For the second time in one year, the Utah Department of Health is facing another data breach. According to a UDOH statement, an employee from an outside contractor – Goold Health Systems – lost an unencrypted USB memory stick containing personal information for 6,000 Medicaid clients. Goold processes pharmacy transactions for the UDOH.
It’s crucial for companies to take proper precautions against different types of security issues. While this event involves a lost device, the previous breach occurred last March when Eastern European hackers gained access to healthcare information for close to 780,000 Medicaid patients in Utah.

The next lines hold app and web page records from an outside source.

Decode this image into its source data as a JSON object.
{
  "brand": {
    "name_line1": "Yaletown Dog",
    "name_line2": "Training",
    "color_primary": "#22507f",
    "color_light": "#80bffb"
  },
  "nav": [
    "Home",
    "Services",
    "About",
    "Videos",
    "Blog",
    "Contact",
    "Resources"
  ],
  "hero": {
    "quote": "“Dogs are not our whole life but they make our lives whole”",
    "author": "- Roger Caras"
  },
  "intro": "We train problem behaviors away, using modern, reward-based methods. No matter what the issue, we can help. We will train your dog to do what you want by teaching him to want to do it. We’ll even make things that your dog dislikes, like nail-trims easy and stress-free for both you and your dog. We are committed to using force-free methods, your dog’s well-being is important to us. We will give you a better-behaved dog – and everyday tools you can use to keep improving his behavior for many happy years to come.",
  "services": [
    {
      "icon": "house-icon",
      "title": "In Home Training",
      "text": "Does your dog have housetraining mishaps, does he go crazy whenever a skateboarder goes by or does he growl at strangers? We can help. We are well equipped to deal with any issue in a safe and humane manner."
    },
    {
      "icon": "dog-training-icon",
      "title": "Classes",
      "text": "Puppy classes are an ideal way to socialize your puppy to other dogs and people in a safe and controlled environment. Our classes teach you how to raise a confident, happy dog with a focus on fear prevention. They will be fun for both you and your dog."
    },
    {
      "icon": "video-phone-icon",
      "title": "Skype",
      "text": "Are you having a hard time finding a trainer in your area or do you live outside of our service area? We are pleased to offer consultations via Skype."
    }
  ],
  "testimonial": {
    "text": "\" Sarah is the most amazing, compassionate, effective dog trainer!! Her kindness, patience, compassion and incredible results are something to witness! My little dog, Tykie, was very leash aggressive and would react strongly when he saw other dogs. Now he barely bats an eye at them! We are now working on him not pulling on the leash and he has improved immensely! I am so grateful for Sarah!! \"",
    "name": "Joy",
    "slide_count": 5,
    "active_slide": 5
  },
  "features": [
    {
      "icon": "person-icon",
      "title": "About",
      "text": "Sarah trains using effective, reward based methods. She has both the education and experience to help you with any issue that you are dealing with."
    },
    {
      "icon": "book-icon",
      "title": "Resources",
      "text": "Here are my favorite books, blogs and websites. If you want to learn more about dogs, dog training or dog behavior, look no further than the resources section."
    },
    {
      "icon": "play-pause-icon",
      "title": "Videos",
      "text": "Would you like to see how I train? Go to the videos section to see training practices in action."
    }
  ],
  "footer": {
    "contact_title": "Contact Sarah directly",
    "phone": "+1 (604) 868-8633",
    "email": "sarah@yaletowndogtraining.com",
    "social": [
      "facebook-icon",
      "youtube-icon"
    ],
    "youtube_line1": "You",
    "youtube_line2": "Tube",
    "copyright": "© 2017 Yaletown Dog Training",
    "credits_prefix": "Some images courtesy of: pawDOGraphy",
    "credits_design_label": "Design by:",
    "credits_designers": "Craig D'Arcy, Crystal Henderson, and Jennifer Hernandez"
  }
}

Thorough risk assessments can help business leaders create a disaster recovery plan, which can help an organization fully recover after a data breach.
“There were no Social Security numbers or financial information included in the data, so we believe the potential risk for identity theft is minimal,” UDOH deputy director and state Medicaid director Michael Hales, said in a statement. “Further, we have no reason to believe the data were targeted by anyone to be used for malicious purposes.”
Hales added that UDOH understands that some individuals might be anxious over the breach, but the organization is taking all reasonable precautions to ensure that the missing data will not be used to harm individual clients or the Medicaid program.
The memory stick did contain names, ages and identification numbers of Medicaid recipients, according to the UDOH press release. According to the Associated Press, the employee in question – whose name has not been released – violated both Health Department policy and the contract GHS had with the agency.
Educating employees of proper security protocols is extremely important for businesses to keep themselves protected from data breaches. Working with business continuity consultants can help organizations conduct thorough risk assessments and create prevention and recovery plans for numerous situations.